In large part due to the typing/spelling mistake at the start (instead of ‘how do’, the user has typed ‘howdo’) we have an immediate problem. As recently as two years ago, there was not a single application in the world capable of understanding (and then resolving) the infinite variety of similar requests to this that employees pose to their IT teams.
“Of course, we could program an application to trigger the right automated workflow when it receives this exact request. But needless to say, that approach doesn’t scale at all. Hard problems demand hard solutions. So here, any solution worth its salt must tackle the fundamental challenges of natural language, which is ambiguous, contextual and dynamic,” said Nivargi.
The first challenge is always ambiguity
A single word can have many possible meanings; for instance, the word ‘run’ has about 645 different definitions. Add in the inevitable human error — like the typo in this request of the phrase ‘how do’ — and we can see that breaking down a single sentence becomes quite daunting, quite quickly. Movework’s Nivargi explains that the initial step, therefore, is to use machine learning to identify syntactic structures that can help us rectify spelling or grammatical errors.
But, he says, to disambiguate what the employee wants, we also need to consider the context surrounding their request, including that employee’s department, location and role, as well as other relevant entities. A key technique in doing so is ‘meta learning’, which entails analyzing so-called ‘metadata’ (information about information).
“By probabilistically weighing the fact that Alex (another employee) and Bhavin are located in North America, Machine Learning models can ‘fuzzy select’ the firstname.lastname@example.org email group, without Alex having to have specified his or her exact name. In this way, we can potentially get Alex’s help and get him/her involved in the workflow at hand,” said Nivargi.
As TechTarget explains here, “Fuzzy logic is an approach to computing based on ‘degrees of truth’ rather than the usual “true or false” (1 or 0) Boolean logic on which the modern computer is based.”

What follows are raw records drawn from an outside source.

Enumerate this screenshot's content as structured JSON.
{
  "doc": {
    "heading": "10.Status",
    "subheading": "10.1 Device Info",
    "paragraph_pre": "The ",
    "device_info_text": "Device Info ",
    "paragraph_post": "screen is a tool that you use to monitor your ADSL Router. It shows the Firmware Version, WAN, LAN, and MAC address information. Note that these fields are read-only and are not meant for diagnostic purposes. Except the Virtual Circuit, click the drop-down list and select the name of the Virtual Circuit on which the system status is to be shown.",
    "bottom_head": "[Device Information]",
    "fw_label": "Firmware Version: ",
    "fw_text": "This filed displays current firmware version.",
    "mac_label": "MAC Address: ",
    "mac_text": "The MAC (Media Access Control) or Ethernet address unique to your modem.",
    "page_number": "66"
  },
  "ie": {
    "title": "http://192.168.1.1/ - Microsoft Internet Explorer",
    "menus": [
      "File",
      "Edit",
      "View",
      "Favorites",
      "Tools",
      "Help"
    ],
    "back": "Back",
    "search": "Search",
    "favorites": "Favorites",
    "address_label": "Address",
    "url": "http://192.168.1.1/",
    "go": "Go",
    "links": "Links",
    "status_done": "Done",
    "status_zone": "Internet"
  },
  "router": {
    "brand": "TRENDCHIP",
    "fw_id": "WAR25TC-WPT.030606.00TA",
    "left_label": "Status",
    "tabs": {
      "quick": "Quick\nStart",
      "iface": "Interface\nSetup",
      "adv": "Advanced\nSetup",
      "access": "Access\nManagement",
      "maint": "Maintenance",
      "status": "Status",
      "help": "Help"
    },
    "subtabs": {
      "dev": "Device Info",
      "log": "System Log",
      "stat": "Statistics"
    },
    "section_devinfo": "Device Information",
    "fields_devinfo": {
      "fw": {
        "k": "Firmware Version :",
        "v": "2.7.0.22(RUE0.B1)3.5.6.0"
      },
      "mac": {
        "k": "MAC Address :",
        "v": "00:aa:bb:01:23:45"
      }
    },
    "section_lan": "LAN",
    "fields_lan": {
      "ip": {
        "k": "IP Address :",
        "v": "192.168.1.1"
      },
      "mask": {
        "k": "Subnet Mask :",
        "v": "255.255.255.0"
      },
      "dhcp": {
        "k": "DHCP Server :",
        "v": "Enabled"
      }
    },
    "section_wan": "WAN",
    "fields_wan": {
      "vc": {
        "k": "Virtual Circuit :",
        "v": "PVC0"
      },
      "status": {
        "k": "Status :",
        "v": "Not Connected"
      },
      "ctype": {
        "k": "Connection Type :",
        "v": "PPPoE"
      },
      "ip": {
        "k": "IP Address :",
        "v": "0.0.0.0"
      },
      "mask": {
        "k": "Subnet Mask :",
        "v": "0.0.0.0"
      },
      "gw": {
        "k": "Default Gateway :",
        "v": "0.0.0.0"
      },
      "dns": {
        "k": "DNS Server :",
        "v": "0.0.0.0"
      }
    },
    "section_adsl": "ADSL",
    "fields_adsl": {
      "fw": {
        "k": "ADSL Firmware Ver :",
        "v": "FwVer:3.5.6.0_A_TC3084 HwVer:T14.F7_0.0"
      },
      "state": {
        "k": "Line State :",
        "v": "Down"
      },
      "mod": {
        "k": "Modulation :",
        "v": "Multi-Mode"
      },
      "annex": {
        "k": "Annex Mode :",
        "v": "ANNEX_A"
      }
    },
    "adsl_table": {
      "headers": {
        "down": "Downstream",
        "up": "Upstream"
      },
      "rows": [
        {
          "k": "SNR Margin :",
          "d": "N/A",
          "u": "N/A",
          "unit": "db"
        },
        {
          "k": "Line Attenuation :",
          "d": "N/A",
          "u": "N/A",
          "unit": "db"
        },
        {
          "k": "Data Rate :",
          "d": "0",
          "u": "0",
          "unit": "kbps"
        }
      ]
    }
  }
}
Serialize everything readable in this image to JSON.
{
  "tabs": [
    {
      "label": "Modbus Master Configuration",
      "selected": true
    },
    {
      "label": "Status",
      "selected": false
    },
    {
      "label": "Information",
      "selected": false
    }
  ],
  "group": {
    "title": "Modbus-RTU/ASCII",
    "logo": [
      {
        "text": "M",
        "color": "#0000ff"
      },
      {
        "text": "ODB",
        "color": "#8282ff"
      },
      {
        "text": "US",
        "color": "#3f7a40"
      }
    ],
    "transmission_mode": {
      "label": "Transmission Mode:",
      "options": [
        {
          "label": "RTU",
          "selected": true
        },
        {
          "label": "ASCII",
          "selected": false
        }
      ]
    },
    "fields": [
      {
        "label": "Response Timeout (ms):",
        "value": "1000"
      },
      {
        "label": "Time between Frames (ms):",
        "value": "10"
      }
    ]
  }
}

Human service desk agents already factor in context by drawing on their experience, so the secret for an AI chatbot is to mimic this intuition with mathematical models.
Dynamic language, dynamic chatbots
Finally let’s remember that language — in particular the language used in the enterprise — is dynamic. New words and expressions arise every month, while the IT systems and applications at a given company shift even more often. To deal with so much change, an effective chatbot must be rooted in advanced Machine Learning, since it needs to constantly retrain itself based on real-time information.
Despite the complexity under the hood, however, the number one criteria for a successful chatbot is a seamless user experience. Nivargi says that what his firm has learned when developing NLU technologies is that all employees care about is getting their requests resolved, instantly, via natural conversations on a messaging tool.
As we stand at the turn of the decade, we humans are arguably still not 100% comfortable with chatbot interactions. They’re still too automated, too often non-intuitive and (perhaps unsurprisingly) too to machine-like. Technologies like these show that we’ve started to build chatbots with semantic intuitive intelligence, but there is still work to do. When we get to a point where technology can navigate the peculiarities and idiosyncrasies of human language…. then, just then, we may start to enjoy talking to robots.